Andrea Charest, 33, is co-owner of Petra Cliffs Climbing Center and Mountaineering School in Burlington. A Mammut-sponsored athlete, she is seeking to become certified at the highest level as a Rock Guide by the American Mountain Guides Association. She teaches mountaineering and climbing in Vermont and beyond.
We profiled her in Winter 2015-16’s Q&A. The following is the extended interview.
VL: How’d you get introduced to climbing?
AC: I didn’t know climbing was a sport until I was 18, but I had always been a climber. I climbed trees, rocks, I dabbled with climbing things that I wouldn’t climb now without a rope. I had some friends that found an indoor climbing gym in Pittsburgh — where I’m from — my senior year in high school. So that was the first time I tried indoor climbing. I had decided at that point in high school that I was coming to UVM for school, so I started looking into work study opportunities and found one working at the climbing wall at UVM. I started working there and through the outdoor community and the Outing Club, I linked up with people who were climbing outside, and started doing more outdoor climbing.
VL: What attracted you to UVM?
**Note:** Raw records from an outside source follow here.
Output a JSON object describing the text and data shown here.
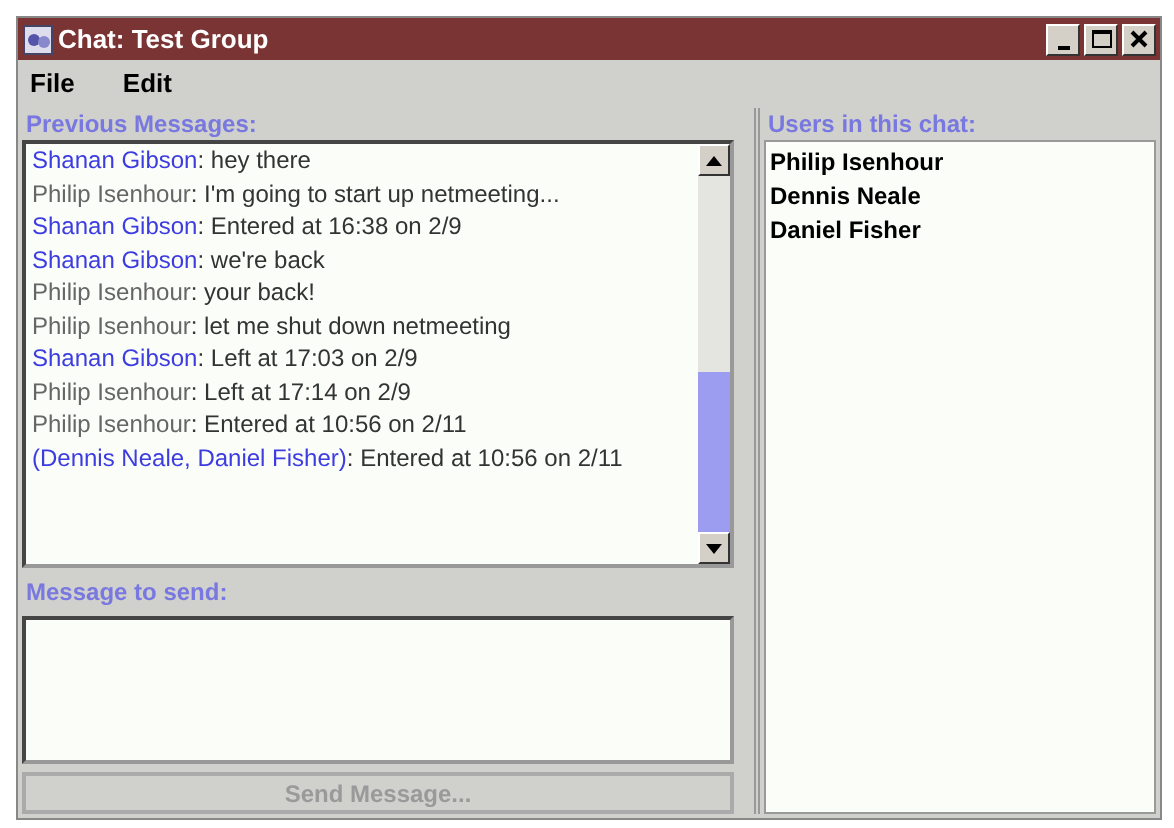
{
  "window": {
    "title": "Chat: Test Group"
  },
  "menu": [
    "File",
    "Edit"
  ],
  "messages_panel": {
    "title": "Previous Messages:",
    "messages": [
      {
        "sender": "Shanan Gibson",
        "color": "#3c3ce0",
        "text": ": hey there"
      },
      {
        "sender": "Philip Isenhour",
        "color": "#666666",
        "text": ": I'm going to start up netmeeting..."
      },
      {
        "sender": "Shanan Gibson",
        "color": "#3c3ce0",
        "text": ": Entered at 16:38 on 2/9"
      },
      {
        "sender": "Shanan Gibson",
        "color": "#3c3ce0",
        "text": ": we're back"
      },
      {
        "sender": "Philip Isenhour",
        "color": "#666666",
        "text": ": your back!"
      },
      {
        "sender": "Philip Isenhour",
        "color": "#666666",
        "text": ": let me shut down netmeeting"
      },
      {
        "sender": "Shanan Gibson",
        "color": "#3c3ce0",
        "text": ": Left at 17:03 on 2/9"
      },
      {
        "sender": "Philip Isenhour",
        "color": "#666666",
        "text": ": Left at 17:14 on 2/9"
      },
      {
        "sender": "Philip Isenhour",
        "color": "#666666",
        "text": ": Entered at 10:56 on 2/11"
      },
      {
        "sender": "(Dennis Neale, Daniel Fisher)",
        "color": "#3c3ce0",
        "text": ": Entered at 10:56 on 2/11"
      }
    ]
  },
  "compose": {
    "title": "Message to send:",
    "send_button": {
      "label": "Send Message...",
      "disabled": true
    }
  },
  "users_panel": {
    "title": "Users in this chat:",
    "users": [
      "Philip Isenhour",
      "Dennis Neale",
      "Daniel Fisher"
    ]
  }
}
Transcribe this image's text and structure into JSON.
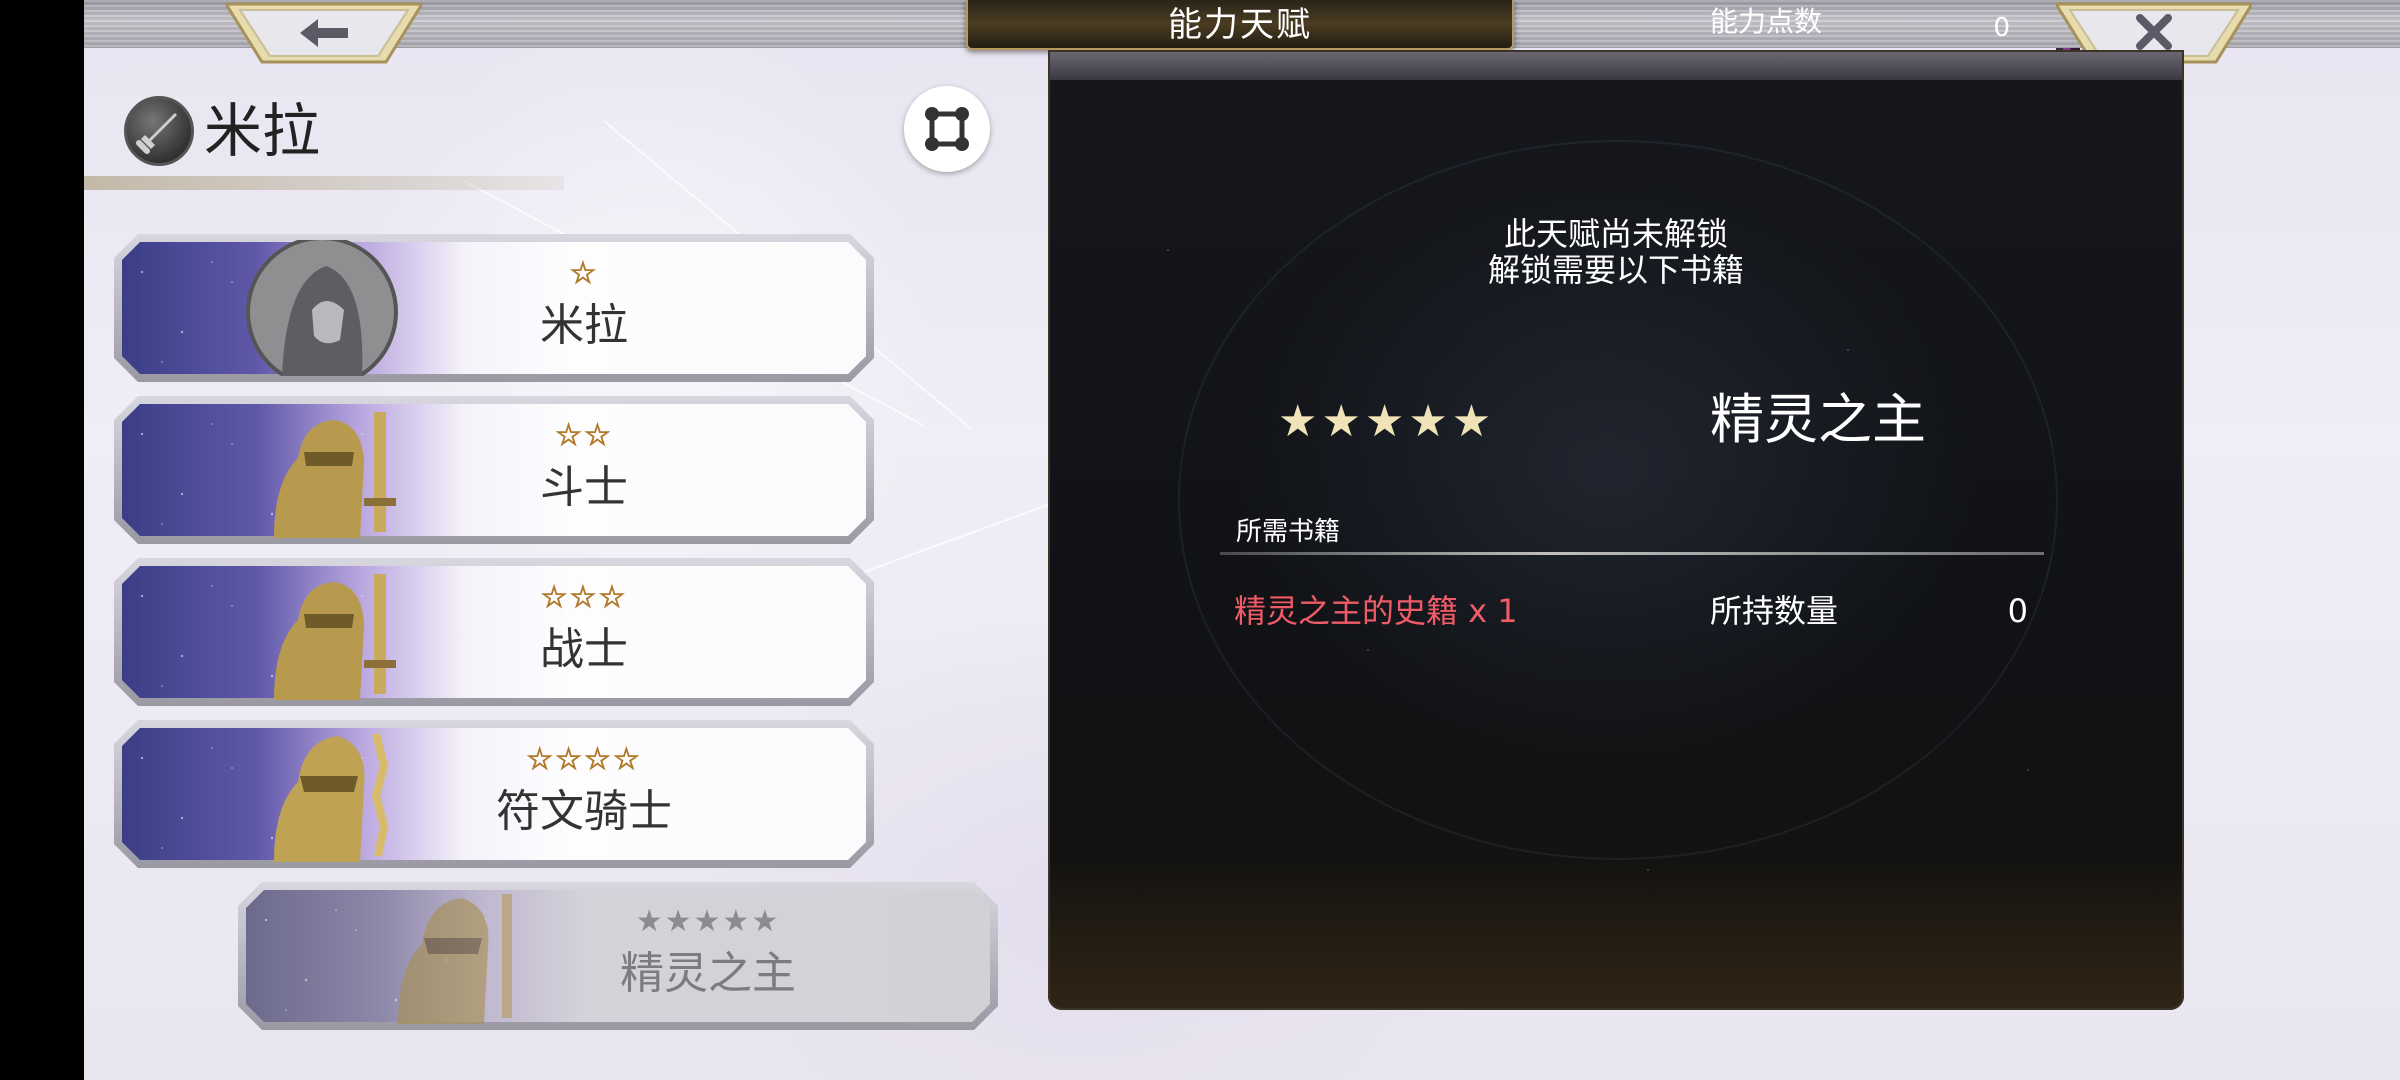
{
  "header": {
    "title": "能力天赋",
    "points_label": "能力点数",
    "points_value": "0",
    "back_icon": "arrow-left-icon",
    "close_icon": "close-icon"
  },
  "character": {
    "name": "米拉",
    "icon": "sword-emblem-icon"
  },
  "filter_button": {
    "icon": "expand-nodes-icon"
  },
  "classes": [
    {
      "label": "米拉",
      "stars": "☆",
      "rank": 1,
      "locked": false
    },
    {
      "label": "斗士",
      "stars": "☆☆",
      "rank": 2,
      "locked": false
    },
    {
      "label": "战士",
      "stars": "☆☆☆",
      "rank": 3,
      "locked": false
    },
    {
      "label": "符文骑士",
      "stars": "☆☆☆☆",
      "rank": 4,
      "locked": false
    },
    {
      "label": "精灵之主",
      "stars": "★★★★★",
      "rank": 5,
      "locked": true
    }
  ],
  "detail": {
    "lock_line1": "此天赋尚未解锁",
    "lock_line2": "解锁需要以下书籍",
    "req_stars": "★★★★★",
    "req_name": "精灵之主",
    "books_header": "所需书籍",
    "book_name": "精灵之主的史籍 x 1",
    "held_label": "所持数量",
    "held_value": "0"
  },
  "colors": {
    "book_required": "#ef5b67",
    "panel_bg": "#121418",
    "star_gold": "#f4dca0"
  }
}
AC: Partly location. Mostly location. … I had been looking all over New England at schools and looked at Burlington, looked at UVM, applied early decision, got in, didn’t apply anywhere else. I totally fell in love with Burlington, mostly the ski opportunities.
Andrea Charest in the Smugglers Notch area. Photo by Jeb Wallace-Brodeur.
VL: What was your major?
AC: I originally went in with a chemistry major, but then switched to psychology.
VL: That must come in handy with your profession.
AC: Oh yeah. Your mind limits you a lot more in climbing than your body does. So breaking through some of those barriers can be challenging but it feels really good when you do.
VL: Do you have a preference for rock or ice?
AC: If I had to do only one for the rest of my life? I would rock climb.
VL: What do you love about it?
AC: So many different things. The challenge for sure. It’s a problem, kind of a puzzle that you have to work out. It feels good physically while you’re climbing, but it’s very mental too. You get to try to work something out, look at it, think about it, make a plan, readjust if it’s not working. Sometimes you fail, but most of the time you get to try again. I really like the places it can take you to. It’s a little bit different